My list is weighted toward the country and non-amplified end of the harmonica landscape. Once you find these guys you'll find dozens more of all sorts.
One last bit. Here's a poem by Robert Service.

The Song of the Mouth Organ
(with apologies to the singer of the "Song of the Banjo")

I'm a homely little bit of tin and bone:
I'm beloved by the Legion of the Lost;
I haven't got a " vox humana" tone,
And a dime or two will satisfy my cost.
I don't attempt your high-falutin' flights:
I am more or less uncertain on the key:
But I tell you, boys, there's lots and lots of nights
When you've taken mighty comfort out of me.

I weigh an ounce or two and I'm so small
You can pack me in the pocket of your vest;
And when at night so wearily you crawl
Into your bunk and stretch your limbs to rest,
You take me out and play me soft and low,
The simple songs that trouble your heart strings:
The tunes you used to fancy long ago,
Before you made a rotten mess of things.
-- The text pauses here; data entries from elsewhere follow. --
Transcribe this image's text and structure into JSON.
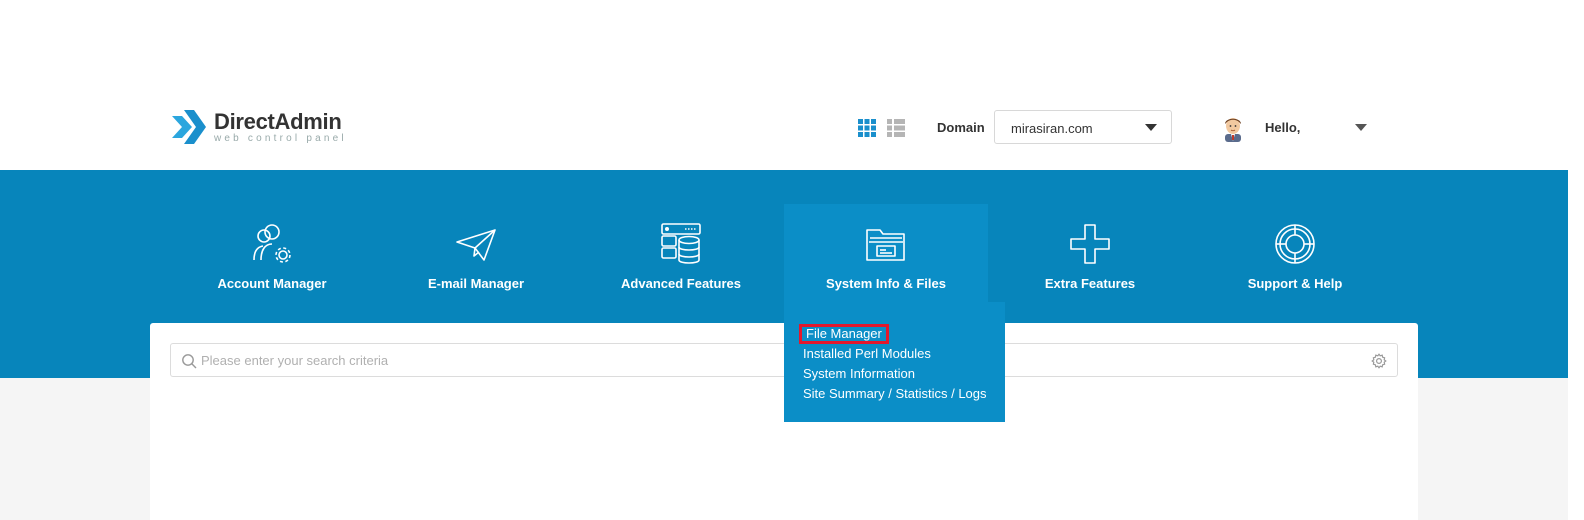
{
  "app": {
    "logo_title": "DirectAdmin",
    "logo_subtitle": "web control panel"
  },
  "header": {
    "domain_label": "Domain",
    "domain_value": "mirasiran.com",
    "greeting": "Hello,",
    "view_modes": [
      "grid-view-icon",
      "list-view-icon"
    ],
    "active_view": "grid"
  },
  "nav": {
    "items": [
      {
        "label": "Account Manager",
        "icon": "account-manager-icon"
      },
      {
        "label": "E-mail Manager",
        "icon": "paper-plane-icon"
      },
      {
        "label": "Advanced Features",
        "icon": "server-database-icon"
      },
      {
        "label": "System Info & Files",
        "icon": "folder-icon",
        "active": true
      },
      {
        "label": "Extra Features",
        "icon": "plus-icon"
      },
      {
        "label": "Support & Help",
        "icon": "lifebuoy-icon"
      }
    ]
  },
  "dropdown": {
    "items": [
      {
        "label": "File Manager",
        "highlighted": true
      },
      {
        "label": "Installed Perl Modules"
      },
      {
        "label": "System Information"
      },
      {
        "label": "Site Summary / Statistics / Logs"
      }
    ]
  },
  "search": {
    "placeholder": "Please enter your search criteria",
    "value": ""
  },
  "colors": {
    "band": "#0785bb",
    "active_tab": "#0b8ec7",
    "highlight_border": "#e3182d",
    "logo_accent": "#1a9ad6"
  }
}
Then a dreamy look will come into your eyes,
And you break off in the middle of a note;
And then, with the dreariest of sighs,
You drop me in the pocket of your coat.
But somehow I've bucked you up a bit;
And, as you turn around and face the wall,
You don't feel so spineless and unfit--
You're not so bad a fellow after all.

Do you recollect the bitter Arctic night;
Your camp beside the canyon on the trail;
Your tent a tiny square of orange light;
The moon above consumptive- like and pale;
Your supper cooked, your little stove aglow;
You tired,but snug and happy as a child?
Then 'twas "Turkey in the Straw" till your lips were nearly raw,
And you hurled your bold defiance at the Wild.

Do you recollect the flashing, lashing pain;
The gulf of humid blackness overhead:
The lightning making rapiers in the rain;
The cattle-horns like candles of the dead
You sitting on your bronco there alone'
In your slicker,saddle-sore and sick with cold?
Do you think the silent herd did not hear "The Mocking Bird",
Or relish "Silver Threads among the Gold".

Do you recollect the wild Magellan coast;
The head-winds and the icy, roaring seas;
The nights you thought that everything was lost;
The days you toiled in water to your knees;
The frozen ratlines shrieking in the gale;
The hissing steeps and gulfs of livid foam:
When you cheered your messmates nine with "Ben Bolt" and "Clementine
And "Dixieland" and "Seeing Nelly Home"?

Let the jammy banjo voice the Younger Son,
Who waits for his remittance to arrive;
I represent the grimy, gritty one,
Who sweats his bones to keep himself alive;
Who's up against the real thing from his birth;
Whose heritage is hard and bitter toil;
I voice the weary, smeary ones of earth,
The helots of the sea and of the soil.

I'm the Steinway of strange mischief and mischance;
I'm the Stradivarius of blank defeat;
In the down-world when the devil leads the dance,
I am simply and symbolically meet;
I'm the irrepressive spirit of mankind;
I'm the small boy playing knuckle down with Death;
At the end of all things known where God's rubbish heap is thrown,
I shrill impudent triumph at a breath.

I'm a humble little bit of tin and horn;
I'm a byword, I'm a plaything, I'm a jest;
The virtuoso looks on me with scorn;
But there's time that I am better than the best;
Ask the stoker and the sailor of the sea;
Ask the mucker and the hewer of the pine;
Ask the herder of the plain, ask the gleaner of the grain---
There's a lowly, loving kingdom--- and it's mine.

Robert Service

'nuff said

Mark Graham